One week after president-elect Donald Trump criticized the high cost of the F-35 Joint Strike Fighter — the Pentagon’s most expensive weapons program — the general in charge of the project warned it might need more money and time to complete flight testing.
Lt. Gen. Chris Bogdan defended the U.S. military’s need for the stealthy jet and touted his track record in helping right a struggling project.
Just one week ago, Trump tweeted: “The F-35 program and cost is out of control.”
“This program is not out of control,” the blunt-talking Bogdan said Monday when asked what misconception about the F-35 program he would like to leave behind entering 2017.
Bogdan, who took charge of the F-35 program four years ago, has been known for his tough talk on Lockheed Martin, which builds the plane, and Pratt & Whitney, which makes its engine. The general routinely points out, as he did again on Monday, the project has been in much better shape since 2011, when Pentagon leaders put a plan in place to fix a decade of mismanagement, underperformance, delays, and cost overruns.
But Bogdan did something on Monday he hasn’t had to do since taking the F-35’s reins: declare that he will need more money to finish flight testing. In 2011, when the Pentagon “reset” the project, officials predicted flight testing would conclude by Oct. 31, 2017. Bogdan has previously said that date could slip several months. He now predicts flight testing will now finish by Feb. 28, 2018, and Pentagon officials say it could wrap as late as May 2018.

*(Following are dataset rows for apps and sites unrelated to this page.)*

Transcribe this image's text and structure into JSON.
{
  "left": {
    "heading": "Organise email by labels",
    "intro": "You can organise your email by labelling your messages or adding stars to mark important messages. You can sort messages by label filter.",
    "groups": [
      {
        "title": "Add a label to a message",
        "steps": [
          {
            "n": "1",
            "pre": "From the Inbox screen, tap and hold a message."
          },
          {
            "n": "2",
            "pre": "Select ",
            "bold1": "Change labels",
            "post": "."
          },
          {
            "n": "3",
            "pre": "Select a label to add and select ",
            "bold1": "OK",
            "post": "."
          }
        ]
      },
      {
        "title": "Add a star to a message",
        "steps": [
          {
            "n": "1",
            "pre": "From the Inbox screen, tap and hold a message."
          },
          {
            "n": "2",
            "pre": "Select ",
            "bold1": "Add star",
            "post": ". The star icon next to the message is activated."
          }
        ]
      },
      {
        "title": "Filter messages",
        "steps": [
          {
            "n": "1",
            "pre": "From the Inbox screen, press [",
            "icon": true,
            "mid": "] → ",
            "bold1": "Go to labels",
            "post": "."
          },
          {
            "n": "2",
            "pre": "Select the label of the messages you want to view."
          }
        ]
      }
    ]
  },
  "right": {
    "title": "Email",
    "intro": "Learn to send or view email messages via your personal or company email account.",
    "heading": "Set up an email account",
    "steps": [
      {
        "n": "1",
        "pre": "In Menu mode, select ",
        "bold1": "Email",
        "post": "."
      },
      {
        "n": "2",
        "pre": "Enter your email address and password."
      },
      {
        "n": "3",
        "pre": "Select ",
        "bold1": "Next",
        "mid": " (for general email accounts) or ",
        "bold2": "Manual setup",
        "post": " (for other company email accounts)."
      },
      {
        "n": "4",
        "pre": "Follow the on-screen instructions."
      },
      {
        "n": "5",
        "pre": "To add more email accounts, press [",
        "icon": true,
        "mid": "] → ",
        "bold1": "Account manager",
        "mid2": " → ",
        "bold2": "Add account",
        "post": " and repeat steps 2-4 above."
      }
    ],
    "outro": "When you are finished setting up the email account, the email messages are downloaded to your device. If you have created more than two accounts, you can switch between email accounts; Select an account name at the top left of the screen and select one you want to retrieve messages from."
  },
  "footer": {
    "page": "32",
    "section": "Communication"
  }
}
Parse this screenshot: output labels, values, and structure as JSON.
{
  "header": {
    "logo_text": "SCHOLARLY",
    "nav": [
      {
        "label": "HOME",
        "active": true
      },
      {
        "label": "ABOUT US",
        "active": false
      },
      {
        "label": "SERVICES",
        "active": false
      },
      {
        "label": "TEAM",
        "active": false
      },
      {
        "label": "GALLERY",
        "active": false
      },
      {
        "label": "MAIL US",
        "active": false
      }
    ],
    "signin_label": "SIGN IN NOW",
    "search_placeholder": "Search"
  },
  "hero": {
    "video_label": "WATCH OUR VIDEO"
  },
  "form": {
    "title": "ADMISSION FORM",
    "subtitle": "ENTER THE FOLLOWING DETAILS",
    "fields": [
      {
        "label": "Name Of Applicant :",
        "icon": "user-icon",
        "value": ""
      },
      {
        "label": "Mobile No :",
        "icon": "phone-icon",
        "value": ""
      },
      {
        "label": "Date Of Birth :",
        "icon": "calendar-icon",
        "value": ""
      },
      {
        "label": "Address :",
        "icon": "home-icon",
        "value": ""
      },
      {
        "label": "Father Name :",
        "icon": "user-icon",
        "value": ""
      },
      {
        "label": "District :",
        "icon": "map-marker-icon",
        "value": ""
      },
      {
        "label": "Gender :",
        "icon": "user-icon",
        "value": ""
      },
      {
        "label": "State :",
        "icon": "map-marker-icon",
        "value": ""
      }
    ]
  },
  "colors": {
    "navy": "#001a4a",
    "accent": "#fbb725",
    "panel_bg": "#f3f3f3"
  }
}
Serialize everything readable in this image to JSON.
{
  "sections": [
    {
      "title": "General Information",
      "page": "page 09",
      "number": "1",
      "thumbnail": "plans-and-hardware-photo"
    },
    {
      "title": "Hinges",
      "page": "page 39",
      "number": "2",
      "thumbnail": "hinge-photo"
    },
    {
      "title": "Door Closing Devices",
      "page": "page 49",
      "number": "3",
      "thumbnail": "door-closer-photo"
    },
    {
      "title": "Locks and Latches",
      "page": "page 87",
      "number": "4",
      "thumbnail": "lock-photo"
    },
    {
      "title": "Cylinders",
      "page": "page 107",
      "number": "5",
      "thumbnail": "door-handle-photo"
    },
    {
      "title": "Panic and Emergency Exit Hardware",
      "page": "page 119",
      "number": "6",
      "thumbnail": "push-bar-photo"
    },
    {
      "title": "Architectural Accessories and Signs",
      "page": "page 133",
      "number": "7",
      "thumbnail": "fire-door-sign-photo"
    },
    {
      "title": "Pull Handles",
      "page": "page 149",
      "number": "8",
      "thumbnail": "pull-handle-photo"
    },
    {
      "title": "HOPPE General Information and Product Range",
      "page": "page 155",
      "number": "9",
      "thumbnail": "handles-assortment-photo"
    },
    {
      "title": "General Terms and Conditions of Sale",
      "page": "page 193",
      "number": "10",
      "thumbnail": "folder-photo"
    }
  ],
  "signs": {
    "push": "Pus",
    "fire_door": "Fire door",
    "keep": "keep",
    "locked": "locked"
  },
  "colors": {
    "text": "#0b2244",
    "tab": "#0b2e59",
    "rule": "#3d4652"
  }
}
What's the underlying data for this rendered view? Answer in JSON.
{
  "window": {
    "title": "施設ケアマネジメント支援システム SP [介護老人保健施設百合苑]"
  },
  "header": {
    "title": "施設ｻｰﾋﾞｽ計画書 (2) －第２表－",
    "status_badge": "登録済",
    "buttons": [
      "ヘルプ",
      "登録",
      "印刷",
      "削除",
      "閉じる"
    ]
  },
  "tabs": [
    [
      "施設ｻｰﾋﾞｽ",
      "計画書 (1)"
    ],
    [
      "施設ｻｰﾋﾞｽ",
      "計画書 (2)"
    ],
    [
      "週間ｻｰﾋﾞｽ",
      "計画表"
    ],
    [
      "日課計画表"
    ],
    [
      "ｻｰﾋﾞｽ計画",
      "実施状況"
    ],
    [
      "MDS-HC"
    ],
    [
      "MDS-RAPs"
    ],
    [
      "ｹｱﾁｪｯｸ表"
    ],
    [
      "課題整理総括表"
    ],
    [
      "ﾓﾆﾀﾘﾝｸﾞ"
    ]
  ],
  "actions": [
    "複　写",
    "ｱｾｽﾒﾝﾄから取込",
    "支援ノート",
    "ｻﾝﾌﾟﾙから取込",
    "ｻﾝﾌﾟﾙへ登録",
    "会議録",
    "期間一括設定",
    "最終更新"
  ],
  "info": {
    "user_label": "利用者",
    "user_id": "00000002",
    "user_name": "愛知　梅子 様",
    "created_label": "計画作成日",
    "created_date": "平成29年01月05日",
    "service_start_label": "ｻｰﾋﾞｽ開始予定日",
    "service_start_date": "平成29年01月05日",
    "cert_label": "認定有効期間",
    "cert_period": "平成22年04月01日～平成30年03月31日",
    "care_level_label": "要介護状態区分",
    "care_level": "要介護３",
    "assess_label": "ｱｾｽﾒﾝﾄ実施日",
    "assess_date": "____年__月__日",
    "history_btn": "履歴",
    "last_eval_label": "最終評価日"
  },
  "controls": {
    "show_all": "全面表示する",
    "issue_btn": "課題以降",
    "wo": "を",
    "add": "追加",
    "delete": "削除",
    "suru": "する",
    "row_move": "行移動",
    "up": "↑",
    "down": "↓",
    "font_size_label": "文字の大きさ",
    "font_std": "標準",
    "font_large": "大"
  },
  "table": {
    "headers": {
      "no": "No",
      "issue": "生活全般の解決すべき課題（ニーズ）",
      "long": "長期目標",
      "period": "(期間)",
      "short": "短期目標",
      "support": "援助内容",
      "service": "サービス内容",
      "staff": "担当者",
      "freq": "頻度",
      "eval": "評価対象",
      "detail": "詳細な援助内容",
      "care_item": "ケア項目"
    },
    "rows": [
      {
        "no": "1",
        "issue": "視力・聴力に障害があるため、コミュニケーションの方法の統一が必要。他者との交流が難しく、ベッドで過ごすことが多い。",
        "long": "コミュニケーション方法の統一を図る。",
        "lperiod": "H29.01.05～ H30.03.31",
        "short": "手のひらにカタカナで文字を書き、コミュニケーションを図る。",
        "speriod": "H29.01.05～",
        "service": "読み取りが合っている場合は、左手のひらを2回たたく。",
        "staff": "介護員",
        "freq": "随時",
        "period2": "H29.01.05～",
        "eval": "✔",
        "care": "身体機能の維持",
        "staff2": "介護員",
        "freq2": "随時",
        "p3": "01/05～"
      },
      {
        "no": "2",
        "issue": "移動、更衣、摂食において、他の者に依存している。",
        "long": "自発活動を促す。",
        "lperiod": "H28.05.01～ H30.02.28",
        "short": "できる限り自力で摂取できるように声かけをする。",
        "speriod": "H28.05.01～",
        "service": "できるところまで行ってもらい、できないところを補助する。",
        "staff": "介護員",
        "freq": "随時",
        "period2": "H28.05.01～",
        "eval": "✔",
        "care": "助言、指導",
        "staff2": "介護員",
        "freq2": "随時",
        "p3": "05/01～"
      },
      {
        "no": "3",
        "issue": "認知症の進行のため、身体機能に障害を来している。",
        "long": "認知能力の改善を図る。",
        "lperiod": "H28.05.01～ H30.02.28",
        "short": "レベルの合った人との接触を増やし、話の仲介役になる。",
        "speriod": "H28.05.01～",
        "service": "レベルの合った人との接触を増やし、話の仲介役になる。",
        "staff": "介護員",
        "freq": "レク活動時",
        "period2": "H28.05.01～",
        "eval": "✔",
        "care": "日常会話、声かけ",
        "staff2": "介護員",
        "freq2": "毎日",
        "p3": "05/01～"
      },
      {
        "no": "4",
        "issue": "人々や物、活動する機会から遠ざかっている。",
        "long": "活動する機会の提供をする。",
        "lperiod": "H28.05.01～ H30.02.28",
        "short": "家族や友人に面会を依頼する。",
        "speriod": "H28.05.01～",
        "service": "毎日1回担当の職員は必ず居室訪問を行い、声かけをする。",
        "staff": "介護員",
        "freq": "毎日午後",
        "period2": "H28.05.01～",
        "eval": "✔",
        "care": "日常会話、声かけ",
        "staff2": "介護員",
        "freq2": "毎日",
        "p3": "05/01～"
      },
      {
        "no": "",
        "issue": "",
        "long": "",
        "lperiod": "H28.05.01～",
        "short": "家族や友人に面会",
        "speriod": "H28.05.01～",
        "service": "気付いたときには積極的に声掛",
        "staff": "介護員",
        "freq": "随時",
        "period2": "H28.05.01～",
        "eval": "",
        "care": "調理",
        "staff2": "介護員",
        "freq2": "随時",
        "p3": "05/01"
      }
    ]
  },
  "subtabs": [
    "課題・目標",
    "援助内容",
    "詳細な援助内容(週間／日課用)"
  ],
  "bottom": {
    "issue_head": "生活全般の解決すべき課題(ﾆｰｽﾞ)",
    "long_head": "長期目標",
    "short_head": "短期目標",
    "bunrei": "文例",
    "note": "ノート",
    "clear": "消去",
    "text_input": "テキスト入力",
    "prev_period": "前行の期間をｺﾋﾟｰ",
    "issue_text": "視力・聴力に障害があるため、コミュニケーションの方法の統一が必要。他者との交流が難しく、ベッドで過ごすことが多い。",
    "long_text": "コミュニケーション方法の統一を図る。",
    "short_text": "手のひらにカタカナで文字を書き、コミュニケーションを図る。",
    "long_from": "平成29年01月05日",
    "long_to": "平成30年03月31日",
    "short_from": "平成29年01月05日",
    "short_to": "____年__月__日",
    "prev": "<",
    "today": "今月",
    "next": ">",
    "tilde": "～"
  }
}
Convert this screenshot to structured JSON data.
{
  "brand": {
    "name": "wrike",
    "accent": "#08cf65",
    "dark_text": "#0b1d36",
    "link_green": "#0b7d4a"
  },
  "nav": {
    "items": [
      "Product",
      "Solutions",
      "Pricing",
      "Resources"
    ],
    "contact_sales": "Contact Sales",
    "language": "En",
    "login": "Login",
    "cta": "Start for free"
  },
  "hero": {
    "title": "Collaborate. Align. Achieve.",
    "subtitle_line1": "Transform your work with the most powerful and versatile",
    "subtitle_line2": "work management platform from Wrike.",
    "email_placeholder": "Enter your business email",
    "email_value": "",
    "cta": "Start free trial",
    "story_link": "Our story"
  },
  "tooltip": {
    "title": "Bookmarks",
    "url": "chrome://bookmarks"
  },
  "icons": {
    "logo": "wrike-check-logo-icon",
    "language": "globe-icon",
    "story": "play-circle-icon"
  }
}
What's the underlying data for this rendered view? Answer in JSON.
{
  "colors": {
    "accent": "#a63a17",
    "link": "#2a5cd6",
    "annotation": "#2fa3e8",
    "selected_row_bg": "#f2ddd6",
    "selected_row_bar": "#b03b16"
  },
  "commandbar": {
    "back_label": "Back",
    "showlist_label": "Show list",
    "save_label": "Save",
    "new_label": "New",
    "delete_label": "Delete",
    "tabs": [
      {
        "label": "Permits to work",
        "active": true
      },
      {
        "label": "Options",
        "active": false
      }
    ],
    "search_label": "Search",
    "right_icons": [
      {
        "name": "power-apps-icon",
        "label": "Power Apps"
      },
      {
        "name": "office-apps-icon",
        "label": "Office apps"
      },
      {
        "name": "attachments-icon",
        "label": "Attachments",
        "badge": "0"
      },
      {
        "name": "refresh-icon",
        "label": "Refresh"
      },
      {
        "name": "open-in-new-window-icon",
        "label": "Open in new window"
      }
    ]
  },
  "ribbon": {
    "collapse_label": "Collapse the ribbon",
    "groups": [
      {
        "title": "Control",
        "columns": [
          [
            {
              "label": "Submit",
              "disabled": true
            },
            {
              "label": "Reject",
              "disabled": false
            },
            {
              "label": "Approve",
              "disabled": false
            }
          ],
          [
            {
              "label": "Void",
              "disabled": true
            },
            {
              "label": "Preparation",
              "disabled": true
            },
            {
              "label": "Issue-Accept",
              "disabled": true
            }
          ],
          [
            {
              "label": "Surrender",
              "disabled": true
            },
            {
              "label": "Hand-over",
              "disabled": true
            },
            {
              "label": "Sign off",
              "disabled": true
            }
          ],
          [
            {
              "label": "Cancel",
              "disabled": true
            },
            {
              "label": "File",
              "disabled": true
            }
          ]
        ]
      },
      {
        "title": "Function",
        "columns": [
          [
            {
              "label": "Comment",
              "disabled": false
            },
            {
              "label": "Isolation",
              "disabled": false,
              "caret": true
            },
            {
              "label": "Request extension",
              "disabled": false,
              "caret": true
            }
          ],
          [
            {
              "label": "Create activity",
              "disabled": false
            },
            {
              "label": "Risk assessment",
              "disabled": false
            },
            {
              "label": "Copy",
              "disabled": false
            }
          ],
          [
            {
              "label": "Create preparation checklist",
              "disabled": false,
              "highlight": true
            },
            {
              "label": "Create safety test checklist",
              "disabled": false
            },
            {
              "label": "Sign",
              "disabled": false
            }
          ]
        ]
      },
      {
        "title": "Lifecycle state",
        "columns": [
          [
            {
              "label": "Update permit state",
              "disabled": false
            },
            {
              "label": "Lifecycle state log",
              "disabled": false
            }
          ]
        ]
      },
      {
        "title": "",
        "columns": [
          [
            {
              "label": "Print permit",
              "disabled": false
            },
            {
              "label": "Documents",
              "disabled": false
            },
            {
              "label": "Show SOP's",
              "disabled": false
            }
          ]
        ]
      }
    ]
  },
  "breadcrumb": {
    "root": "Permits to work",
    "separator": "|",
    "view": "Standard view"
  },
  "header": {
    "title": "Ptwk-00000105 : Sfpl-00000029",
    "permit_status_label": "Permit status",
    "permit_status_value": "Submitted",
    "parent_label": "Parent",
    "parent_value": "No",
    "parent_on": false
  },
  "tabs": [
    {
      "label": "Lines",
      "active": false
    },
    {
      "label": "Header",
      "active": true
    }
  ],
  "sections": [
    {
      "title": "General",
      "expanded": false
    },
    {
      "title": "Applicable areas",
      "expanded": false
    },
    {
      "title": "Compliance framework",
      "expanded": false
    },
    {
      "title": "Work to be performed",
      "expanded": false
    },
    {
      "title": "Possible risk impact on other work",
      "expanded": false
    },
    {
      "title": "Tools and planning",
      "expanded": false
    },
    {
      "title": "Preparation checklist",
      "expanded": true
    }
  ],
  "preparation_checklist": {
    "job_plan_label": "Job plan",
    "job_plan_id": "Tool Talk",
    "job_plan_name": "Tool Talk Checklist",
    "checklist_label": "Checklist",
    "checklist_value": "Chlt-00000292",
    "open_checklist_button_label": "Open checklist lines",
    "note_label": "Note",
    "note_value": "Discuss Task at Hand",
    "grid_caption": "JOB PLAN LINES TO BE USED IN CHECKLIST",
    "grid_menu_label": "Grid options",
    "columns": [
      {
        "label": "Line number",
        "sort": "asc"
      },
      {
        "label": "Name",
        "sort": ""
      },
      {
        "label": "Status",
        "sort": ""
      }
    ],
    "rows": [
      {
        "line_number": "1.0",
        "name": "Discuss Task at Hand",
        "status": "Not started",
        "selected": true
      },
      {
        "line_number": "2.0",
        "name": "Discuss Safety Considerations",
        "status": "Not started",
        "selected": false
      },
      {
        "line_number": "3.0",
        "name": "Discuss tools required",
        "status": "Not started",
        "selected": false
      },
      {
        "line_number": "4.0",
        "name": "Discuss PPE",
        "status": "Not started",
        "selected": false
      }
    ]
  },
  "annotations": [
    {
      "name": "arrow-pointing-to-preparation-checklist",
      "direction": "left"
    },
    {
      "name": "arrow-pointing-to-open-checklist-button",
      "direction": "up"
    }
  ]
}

Up to $532 million will be needed, Bogdan said. That will cover $100 million removed from the F-35 accounts by Pentagon leaders in 2014 for other, unrelated projects. Another $165 million was used to meet new requirements for the aircraft that have been added since 2011. The remaining $267 million, he said, is due to problems that have arisen over the past five years.